FAQs - Recipes

Kristie ~ Two items I would like to have a recipe for, or find out where to purchase: Coco puffs from Liliha Bakery in Honolulu, and malasadas.

Aunty ~ Here is a recipe for a Liliha Bakery Cocopuff "clone". The owners have been asked over the years to please share their recipe and they have consistently refused, so someone has come up with this reasonable facsimile. I hope it reminds you of the ono pastry you had in Honolulu!

Here is a malasadas recipe. If you don't want to hassle with working with the yeast for the malasadas, you could either get Café du Monde Beignet Mix (just add water and fry) or Pillsbury biscuit dough in the round cardboard tube. Both work really well. Just fry in hot oil and roll around in some granulated sugar ith cinnamon added.

Blanca ~ How do you make tuna/ahi poke?

Aunty ~ Poke is simply raw fish (blue fin or yellow fin tuna) cut up into chunks, with some chopped round onions, green onions (scallion),a little bit of soy sauce (make sure it's Japanese soy sauce and not Chinese soy sauce...some Japanese soy sauce brands are Kikkoman or Aloha) and a little bit of toasted sesame oil.

In Hawai'i, they also add in some limu (seaweed) and kukui nut paste (called inamona) but if you live on the Mainland, those things will be hard to find. You can also make poke with cooked octopus (called tako poke).

Ahi Poke #1
Ahi Poke #2

Catherine ~ Please advise of the correct way to prepare "Spam musubi rolls". I had this while on vacation in Maui- and I loved it!!

Aunty ~ Spam musubi is very easy to make. First, you need to cook up some medium grained rice (don't use long grain Chinese style rice or converted rice because it won't stick together, which is a prerequisite for making the musubi!). A cup of uncooked white rice will probably yield about 2 C of cooked rice, so make enough for 4 Spam musubi (2 C uncooked medium grain rice).

Next, you need to buy some nori (laver) that you can find in the Asian food aisle of most large supermarkets. Cut each nori sheet in half. Then you need a can of SPAM. I use low sodium SPAM. Cut the SPAM loaf into about 8 slices. Put them in a skillet and brown them. Some people add a little soy sauce (use Kikkoman, Aloha or Yamasa or tamari, but not Chinese soy sauce) maybe 3 Tbsp, along with a tsp or so of sugar. When the SPAM is heated through, remove from the pan and hold aside.

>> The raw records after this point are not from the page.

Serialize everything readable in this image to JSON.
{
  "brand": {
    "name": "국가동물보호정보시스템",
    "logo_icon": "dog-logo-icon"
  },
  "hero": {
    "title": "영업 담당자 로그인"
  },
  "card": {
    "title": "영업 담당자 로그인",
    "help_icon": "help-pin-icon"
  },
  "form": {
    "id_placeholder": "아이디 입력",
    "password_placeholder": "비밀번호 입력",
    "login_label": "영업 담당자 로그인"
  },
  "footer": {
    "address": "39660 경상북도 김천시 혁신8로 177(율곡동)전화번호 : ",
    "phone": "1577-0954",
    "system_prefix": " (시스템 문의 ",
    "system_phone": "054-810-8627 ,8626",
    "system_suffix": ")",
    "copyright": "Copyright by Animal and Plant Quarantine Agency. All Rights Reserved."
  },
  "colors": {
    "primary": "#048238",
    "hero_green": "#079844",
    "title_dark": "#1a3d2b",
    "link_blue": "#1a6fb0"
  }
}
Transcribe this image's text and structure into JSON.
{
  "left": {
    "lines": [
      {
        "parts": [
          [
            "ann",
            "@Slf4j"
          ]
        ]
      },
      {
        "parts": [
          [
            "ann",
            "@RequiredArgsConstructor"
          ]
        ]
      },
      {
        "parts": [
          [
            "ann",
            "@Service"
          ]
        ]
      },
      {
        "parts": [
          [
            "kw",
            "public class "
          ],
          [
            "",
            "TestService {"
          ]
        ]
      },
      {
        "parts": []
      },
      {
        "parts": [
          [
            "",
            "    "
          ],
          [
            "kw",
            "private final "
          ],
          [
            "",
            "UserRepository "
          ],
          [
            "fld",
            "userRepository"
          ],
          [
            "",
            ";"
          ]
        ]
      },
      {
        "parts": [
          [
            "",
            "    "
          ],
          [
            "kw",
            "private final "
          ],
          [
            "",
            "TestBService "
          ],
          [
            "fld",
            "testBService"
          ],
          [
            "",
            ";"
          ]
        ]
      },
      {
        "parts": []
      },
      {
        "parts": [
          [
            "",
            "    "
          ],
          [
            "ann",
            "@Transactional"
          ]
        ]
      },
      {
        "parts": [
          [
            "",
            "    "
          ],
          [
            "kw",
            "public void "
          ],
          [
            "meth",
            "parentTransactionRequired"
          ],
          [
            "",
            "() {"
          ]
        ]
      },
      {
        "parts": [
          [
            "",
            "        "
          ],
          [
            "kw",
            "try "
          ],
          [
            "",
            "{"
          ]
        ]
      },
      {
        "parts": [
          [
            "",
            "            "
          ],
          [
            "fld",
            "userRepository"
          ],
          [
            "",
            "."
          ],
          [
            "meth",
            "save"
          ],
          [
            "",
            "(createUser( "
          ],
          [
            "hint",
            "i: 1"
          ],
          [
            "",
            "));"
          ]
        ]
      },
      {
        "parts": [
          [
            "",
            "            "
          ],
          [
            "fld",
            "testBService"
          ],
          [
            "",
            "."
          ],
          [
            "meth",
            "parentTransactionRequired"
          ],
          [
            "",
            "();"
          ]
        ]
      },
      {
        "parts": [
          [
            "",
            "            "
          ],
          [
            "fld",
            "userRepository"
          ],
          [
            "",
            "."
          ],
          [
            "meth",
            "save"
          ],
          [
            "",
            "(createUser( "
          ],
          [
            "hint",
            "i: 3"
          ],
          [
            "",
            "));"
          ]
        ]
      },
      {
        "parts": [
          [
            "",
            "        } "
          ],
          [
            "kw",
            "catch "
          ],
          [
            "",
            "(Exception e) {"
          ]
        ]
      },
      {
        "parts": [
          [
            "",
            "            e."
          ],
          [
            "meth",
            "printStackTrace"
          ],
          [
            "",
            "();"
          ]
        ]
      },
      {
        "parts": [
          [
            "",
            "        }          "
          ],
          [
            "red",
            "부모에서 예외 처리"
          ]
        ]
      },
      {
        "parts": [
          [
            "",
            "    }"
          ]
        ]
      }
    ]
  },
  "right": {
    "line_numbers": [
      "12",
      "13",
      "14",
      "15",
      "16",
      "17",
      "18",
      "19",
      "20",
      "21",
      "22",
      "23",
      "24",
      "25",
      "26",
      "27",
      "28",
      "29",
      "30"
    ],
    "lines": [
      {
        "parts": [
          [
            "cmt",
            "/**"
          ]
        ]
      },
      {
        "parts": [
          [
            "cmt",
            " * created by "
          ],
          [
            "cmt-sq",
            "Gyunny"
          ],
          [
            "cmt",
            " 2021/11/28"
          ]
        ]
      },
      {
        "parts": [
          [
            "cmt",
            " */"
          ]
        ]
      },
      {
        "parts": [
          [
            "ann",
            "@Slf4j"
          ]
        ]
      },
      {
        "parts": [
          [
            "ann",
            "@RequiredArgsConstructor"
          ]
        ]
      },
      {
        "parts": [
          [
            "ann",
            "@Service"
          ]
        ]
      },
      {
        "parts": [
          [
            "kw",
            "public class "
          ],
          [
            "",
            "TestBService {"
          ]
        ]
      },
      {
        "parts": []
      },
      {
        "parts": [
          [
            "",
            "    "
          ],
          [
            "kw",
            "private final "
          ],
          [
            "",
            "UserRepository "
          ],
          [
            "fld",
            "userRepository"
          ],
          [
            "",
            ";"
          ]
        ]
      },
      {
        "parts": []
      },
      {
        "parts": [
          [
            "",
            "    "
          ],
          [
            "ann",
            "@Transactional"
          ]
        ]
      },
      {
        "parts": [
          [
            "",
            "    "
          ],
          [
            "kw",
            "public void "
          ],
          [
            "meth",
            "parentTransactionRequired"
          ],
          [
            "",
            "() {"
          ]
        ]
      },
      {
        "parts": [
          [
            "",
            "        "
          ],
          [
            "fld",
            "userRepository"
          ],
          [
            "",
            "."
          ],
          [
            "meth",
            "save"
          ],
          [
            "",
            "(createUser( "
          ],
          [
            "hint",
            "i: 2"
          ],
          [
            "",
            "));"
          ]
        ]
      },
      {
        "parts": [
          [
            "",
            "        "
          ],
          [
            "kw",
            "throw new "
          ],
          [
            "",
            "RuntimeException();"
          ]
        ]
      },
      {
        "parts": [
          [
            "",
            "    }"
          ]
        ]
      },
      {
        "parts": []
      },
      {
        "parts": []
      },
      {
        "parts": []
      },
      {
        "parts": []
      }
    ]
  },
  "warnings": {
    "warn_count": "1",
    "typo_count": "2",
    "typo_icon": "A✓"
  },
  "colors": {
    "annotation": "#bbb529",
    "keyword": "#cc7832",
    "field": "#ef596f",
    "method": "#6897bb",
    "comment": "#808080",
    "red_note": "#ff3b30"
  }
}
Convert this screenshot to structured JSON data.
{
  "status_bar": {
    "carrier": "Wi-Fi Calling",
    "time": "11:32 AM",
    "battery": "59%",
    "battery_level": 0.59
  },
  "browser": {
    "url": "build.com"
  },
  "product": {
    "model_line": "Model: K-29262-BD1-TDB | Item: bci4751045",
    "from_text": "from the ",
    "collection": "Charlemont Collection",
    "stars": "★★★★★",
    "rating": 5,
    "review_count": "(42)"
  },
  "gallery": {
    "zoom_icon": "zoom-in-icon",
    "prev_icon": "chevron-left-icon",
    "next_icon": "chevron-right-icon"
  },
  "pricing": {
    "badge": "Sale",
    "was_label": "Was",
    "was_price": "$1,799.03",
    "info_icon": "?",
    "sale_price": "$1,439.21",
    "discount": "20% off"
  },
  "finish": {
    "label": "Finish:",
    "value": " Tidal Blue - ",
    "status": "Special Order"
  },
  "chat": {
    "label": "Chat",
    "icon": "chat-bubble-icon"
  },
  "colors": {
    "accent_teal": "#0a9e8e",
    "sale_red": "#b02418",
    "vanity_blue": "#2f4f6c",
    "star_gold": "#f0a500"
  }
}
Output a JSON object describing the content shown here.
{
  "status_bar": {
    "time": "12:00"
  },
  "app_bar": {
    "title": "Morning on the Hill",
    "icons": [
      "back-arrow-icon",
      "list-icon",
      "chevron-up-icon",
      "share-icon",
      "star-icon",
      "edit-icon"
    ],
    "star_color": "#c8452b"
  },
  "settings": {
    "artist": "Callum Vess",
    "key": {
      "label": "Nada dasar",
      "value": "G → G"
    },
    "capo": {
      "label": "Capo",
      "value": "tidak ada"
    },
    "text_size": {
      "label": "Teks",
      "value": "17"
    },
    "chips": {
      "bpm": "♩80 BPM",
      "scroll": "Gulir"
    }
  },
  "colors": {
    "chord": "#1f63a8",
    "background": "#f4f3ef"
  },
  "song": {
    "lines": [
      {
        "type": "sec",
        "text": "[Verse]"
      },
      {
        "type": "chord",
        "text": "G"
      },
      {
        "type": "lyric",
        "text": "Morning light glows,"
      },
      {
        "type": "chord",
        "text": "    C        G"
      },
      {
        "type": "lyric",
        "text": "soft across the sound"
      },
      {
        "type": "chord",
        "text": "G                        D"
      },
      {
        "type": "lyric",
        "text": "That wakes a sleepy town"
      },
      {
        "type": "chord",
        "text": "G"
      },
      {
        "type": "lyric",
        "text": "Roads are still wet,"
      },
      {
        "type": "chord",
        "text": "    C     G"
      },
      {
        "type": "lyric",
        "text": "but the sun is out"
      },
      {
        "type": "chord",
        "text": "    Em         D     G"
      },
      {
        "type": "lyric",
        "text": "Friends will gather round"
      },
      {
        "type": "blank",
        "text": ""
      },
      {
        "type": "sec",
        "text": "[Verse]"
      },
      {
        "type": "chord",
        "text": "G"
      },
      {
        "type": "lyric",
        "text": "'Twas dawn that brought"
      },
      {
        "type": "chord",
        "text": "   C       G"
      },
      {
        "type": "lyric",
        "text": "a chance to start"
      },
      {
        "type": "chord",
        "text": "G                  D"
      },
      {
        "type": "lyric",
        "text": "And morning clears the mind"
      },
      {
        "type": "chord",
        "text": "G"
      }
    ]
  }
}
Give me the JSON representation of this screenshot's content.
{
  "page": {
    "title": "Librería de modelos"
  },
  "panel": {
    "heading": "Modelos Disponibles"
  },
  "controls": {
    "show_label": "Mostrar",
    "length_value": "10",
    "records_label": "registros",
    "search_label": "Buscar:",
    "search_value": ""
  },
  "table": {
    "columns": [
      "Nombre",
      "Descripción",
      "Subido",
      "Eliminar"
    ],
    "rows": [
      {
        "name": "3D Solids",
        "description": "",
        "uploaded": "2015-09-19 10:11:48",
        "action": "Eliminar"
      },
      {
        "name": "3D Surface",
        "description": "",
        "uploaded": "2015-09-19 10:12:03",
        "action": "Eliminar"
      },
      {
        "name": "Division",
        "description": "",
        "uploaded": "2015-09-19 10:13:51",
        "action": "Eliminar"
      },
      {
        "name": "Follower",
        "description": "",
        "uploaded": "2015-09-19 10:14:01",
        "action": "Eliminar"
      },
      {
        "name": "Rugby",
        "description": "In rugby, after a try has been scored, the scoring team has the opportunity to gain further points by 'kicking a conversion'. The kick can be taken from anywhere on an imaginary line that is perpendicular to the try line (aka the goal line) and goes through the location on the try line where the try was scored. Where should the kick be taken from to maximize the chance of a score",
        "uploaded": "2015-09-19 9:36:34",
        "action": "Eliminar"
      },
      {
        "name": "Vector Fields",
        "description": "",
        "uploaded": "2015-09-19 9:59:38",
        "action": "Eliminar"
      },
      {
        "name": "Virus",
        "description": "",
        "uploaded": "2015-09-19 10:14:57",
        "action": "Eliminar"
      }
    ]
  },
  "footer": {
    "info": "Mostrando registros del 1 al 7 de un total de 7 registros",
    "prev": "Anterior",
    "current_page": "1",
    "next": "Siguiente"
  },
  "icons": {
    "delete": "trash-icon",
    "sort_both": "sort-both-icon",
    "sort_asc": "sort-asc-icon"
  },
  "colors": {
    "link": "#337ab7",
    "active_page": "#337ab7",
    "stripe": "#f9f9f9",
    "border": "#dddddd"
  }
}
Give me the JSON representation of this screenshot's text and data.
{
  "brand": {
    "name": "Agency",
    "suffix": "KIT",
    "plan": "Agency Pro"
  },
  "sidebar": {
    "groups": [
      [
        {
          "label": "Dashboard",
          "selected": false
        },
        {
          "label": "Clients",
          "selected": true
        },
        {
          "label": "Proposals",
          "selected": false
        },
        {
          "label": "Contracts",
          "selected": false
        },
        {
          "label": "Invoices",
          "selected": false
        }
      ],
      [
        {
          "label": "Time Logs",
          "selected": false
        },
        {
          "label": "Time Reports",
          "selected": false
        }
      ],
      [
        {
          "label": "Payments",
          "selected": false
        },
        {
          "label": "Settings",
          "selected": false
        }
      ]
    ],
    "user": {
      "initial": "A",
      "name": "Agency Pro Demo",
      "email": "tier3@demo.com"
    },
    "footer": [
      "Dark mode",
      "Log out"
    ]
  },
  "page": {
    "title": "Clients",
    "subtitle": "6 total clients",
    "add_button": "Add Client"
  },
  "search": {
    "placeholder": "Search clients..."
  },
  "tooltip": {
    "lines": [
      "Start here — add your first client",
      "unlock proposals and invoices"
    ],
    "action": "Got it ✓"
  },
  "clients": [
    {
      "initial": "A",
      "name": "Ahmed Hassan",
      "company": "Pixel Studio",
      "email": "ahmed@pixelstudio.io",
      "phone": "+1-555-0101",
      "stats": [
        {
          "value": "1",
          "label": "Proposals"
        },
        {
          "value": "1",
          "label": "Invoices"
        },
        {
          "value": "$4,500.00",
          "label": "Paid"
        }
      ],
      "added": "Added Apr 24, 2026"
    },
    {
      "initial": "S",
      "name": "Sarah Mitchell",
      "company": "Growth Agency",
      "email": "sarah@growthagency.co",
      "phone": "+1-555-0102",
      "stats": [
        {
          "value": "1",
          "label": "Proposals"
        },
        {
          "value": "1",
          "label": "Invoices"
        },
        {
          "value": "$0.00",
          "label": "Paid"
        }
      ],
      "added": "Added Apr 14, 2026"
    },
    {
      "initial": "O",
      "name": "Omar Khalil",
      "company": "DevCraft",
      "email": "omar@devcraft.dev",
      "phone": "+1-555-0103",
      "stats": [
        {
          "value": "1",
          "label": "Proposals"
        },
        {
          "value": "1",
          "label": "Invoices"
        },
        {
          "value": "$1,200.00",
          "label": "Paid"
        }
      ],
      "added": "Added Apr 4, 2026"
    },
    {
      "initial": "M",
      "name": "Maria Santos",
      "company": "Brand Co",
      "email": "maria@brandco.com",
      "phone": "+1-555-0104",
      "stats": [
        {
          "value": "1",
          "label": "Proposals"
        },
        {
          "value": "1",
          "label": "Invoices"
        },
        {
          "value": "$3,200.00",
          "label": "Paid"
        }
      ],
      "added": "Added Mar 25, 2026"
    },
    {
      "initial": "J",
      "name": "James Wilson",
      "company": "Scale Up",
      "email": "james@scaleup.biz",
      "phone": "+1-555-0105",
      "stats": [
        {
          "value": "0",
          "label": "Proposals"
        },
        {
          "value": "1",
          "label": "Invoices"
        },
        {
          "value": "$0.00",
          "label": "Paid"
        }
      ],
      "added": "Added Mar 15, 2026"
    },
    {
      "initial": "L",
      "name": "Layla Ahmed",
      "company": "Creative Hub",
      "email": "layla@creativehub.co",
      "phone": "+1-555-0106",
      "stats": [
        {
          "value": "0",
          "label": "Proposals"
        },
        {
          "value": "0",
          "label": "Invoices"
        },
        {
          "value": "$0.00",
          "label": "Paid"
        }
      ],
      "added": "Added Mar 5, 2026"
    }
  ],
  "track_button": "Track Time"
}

If you don't want to spend any money to buy one of those Plexiglas SPAM musubi molds, take the empty SPAM can and cut out the bottom of it so you have a can with both ends open. Put the can on a cutting board. Take a piece of the cooked SPAM and put it at the bottom of the can to fit right back into the SPAM can. Then take about 3/4 to 1 c. of cooked rice, and tamp it down into the can, on top of the piece of SPAM. Put the can bottom that you removed back on top of the rice. Press down on it somewhat firmly (to compress the rice slightly). While you're pressing down on the can lid, raise the sides of the can with your other hand so that the compressed rice

and SPAM block comes out on the cutting board. Take that half piece of nori you cut and wrap it around the rice/SPAM block. Seal the ends with a little water. Voila! A SPAM musubi.

I know the instructions sound daunting, but it really is easier to do than it is to explain how to do it. Try it. If you get adventuresome, you can also add a layer of scrambled egg cooked in a sheet between the SPAM and the rice and create more of a Japanese "Egg McMuffin".

Troy ~ I am looking for the best pipikaula recipe. Any help would be greatly appreciated.

Aunty ~ I would use the following recipe for pipikaula that's in AlohaWorld Ono Recipes. I would also add in some toasted sesame seeds and maybe a tsp. or two of sesame oil, just because I like the taste of sesame.